Data records:

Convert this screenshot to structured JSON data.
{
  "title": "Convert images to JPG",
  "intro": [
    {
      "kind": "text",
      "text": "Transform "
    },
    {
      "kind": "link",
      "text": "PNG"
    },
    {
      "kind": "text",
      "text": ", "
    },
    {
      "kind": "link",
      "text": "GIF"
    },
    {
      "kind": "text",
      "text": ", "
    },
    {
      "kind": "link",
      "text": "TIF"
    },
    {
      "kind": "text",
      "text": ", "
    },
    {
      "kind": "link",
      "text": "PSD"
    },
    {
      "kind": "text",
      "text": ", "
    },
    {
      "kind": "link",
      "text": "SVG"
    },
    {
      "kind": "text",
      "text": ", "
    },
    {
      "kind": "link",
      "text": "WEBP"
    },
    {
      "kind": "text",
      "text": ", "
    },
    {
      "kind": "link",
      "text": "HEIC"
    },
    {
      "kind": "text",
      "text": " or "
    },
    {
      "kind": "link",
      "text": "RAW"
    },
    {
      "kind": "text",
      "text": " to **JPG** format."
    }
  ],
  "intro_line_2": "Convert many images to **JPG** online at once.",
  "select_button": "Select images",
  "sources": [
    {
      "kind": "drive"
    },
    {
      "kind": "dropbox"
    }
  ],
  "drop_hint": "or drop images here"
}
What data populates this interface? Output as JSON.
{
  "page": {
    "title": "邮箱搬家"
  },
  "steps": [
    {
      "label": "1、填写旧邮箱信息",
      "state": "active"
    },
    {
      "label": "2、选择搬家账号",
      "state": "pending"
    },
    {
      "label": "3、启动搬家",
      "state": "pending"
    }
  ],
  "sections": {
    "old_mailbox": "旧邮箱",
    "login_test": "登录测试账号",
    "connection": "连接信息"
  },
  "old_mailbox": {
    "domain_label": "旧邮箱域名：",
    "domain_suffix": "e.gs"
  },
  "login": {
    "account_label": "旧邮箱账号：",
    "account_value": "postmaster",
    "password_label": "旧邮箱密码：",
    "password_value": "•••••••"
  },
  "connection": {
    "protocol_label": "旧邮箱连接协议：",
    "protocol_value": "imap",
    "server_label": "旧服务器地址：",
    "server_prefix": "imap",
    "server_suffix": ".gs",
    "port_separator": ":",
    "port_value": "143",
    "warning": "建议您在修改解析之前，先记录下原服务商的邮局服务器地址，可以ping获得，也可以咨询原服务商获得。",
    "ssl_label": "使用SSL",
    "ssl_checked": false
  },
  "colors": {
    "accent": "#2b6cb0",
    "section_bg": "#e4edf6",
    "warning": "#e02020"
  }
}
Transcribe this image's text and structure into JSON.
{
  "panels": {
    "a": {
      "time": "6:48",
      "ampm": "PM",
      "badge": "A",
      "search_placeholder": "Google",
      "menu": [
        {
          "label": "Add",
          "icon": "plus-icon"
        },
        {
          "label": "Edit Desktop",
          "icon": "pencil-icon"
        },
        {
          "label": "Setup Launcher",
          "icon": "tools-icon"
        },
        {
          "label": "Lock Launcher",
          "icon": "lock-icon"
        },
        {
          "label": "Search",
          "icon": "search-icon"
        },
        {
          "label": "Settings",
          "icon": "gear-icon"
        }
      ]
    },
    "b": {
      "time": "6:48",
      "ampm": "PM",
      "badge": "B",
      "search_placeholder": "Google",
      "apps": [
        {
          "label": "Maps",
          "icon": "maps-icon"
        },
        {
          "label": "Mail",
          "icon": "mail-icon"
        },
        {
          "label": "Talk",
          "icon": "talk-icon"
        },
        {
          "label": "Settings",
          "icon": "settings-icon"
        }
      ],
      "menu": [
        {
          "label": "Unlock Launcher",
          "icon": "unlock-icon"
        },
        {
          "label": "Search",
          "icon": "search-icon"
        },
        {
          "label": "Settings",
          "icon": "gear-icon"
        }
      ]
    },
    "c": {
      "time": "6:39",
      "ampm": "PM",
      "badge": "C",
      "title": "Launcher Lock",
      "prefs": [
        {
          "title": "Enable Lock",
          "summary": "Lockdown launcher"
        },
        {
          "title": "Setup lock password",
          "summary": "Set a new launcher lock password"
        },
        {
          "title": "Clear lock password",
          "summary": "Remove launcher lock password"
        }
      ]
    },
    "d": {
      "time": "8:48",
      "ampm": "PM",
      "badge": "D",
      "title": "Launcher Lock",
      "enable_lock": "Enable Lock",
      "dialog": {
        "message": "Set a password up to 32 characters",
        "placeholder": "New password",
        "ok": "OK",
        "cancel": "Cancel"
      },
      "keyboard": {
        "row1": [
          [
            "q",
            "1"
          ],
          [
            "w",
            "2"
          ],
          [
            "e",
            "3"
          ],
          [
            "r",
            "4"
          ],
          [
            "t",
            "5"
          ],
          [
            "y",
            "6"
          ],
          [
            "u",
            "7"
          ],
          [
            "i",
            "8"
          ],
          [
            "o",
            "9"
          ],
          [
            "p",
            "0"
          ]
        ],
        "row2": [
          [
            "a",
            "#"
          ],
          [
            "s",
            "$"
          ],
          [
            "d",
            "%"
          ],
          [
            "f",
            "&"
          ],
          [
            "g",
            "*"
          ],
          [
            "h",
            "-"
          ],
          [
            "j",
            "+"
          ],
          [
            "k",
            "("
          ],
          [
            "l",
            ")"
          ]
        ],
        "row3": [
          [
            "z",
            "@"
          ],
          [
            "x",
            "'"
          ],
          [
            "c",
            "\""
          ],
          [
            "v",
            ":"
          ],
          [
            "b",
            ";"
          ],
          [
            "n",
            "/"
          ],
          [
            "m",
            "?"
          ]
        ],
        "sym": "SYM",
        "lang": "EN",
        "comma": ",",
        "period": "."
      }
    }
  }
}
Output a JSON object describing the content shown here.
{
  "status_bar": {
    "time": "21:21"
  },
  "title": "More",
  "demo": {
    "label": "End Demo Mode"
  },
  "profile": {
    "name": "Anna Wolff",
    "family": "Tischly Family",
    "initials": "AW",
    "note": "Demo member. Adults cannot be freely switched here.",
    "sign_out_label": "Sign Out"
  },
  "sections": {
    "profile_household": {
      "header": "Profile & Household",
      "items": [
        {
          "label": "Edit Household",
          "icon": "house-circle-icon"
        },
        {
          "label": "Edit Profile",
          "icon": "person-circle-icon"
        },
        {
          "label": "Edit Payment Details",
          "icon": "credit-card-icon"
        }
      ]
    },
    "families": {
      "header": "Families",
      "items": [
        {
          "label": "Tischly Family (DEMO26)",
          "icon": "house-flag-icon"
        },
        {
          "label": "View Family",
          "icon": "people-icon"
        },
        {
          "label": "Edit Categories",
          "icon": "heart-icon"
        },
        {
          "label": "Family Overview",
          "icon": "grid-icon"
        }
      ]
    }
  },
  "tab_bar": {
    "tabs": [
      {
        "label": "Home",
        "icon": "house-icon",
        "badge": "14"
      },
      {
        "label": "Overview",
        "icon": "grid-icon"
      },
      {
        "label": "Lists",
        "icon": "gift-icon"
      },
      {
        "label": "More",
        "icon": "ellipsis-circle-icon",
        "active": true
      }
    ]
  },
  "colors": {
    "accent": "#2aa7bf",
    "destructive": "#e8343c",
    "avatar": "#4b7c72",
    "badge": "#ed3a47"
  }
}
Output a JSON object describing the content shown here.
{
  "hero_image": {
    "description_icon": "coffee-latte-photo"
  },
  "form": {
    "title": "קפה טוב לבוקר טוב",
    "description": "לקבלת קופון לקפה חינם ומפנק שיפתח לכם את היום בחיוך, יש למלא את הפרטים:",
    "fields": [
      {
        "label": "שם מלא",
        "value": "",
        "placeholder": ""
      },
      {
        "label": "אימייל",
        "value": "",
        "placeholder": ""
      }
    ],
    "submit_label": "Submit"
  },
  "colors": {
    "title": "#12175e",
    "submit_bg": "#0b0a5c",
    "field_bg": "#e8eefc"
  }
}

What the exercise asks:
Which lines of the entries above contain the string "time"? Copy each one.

Solution to this problem:
      "time": "6:48",
      "time": "6:48",
      "time": "6:39",
      "time": "8:48",
    "time": "21:21"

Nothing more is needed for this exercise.